Complete, exact copies of all entries are needed.

Input
__________________________________________________
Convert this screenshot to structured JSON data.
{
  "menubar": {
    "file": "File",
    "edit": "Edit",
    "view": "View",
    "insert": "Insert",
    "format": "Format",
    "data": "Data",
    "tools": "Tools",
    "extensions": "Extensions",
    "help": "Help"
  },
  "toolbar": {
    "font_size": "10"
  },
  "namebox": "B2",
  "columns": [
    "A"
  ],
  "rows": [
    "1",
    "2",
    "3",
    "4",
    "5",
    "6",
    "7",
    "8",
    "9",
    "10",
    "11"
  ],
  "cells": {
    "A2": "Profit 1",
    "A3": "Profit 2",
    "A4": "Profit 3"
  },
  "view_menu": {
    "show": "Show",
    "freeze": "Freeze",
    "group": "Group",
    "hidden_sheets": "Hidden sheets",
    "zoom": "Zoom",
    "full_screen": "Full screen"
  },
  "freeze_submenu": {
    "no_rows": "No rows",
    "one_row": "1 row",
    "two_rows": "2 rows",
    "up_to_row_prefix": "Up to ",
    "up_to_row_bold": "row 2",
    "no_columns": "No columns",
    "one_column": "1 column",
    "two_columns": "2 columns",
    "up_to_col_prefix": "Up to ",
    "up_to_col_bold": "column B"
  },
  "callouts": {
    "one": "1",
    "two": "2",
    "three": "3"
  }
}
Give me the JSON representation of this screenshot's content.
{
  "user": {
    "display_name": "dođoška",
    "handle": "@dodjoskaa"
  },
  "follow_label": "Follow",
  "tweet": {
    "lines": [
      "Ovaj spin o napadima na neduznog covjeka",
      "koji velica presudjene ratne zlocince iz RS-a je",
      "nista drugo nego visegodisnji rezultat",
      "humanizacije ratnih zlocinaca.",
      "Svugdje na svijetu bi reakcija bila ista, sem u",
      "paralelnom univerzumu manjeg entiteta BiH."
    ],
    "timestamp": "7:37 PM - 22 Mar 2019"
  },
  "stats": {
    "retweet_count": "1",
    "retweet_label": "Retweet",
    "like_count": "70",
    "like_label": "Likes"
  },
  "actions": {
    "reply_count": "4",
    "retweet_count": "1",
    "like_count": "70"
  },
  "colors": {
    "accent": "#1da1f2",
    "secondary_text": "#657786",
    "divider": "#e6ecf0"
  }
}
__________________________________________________
Result of this task
Convert this screenshot to structured JSON data.
{
  "menubar": {
    "file": "File",
    "edit": "Edit",
    "view": "View",
    "insert": "Insert",
    "format": "Format",
    "data": "Data",
    "tools": "Tools",
    "extensions": "Extensions",
    "help": "Help"
  },
  "toolbar": {
    "font_size": "10"
  },
  "namebox": "B2",
  "columns": [
    "A"
  ],
  "rows": [
    "1",
    "2",
    "3",
    "4",
    "5",
    "6",
    "7",
    "8",
    "9",
    "10",
    "11"
  ],
  "cells": {
    "A2": "Profit 1",
    "A3": "Profit 2",
    "A4": "Profit 3"
  },
  "view_menu": {
    "show": "Show",
    "freeze": "Freeze",
    "group": "Group",
    "hidden_sheets": "Hidden sheets",
    "zoom": "Zoom",
    "full_screen": "Full screen"
  },
  "freeze_submenu": {
    "no_rows": "No rows",
    "one_row": "1 row",
    "two_rows": "2 rows",
    "up_to_row_prefix": "Up to ",
    "up_to_row_bold": "row 2",
    "no_columns": "No columns",
    "one_column": "1 column",
    "two_columns": "2 columns",
    "up_to_col_prefix": "Up to ",
    "up_to_col_bold": "column B"
  },
  "callouts": {
    "one": "1",
    "two": "2",
    "three": "3"
  }
}
Give me the JSON representation of this screenshot's content.
{
  "user": {
    "display_name": "dođoška",
    "handle": "@dodjoskaa"
  },
  "follow_label": "Follow",
  "tweet": {
    "lines": [
      "Ovaj spin o napadima na neduznog covjeka",
      "koji velica presudjene ratne zlocince iz RS-a je",
      "nista drugo nego visegodisnji rezultat",
      "humanizacije ratnih zlocinaca.",
      "Svugdje na svijetu bi reakcija bila ista, sem u",
      "paralelnom univerzumu manjeg entiteta BiH."
    ],
    "timestamp": "7:37 PM - 22 Mar 2019"
  },
  "stats": {
    "retweet_count": "1",
    "retweet_label": "Retweet",
    "like_count": "70",
    "like_label": "Likes"
  },
  "actions": {
    "reply_count": "4",
    "retweet_count": "1",
    "like_count": "70"
  },
  "colors": {
    "accent": "#1da1f2",
    "secondary_text": "#657786",
    "divider": "#e6ecf0"
  }
}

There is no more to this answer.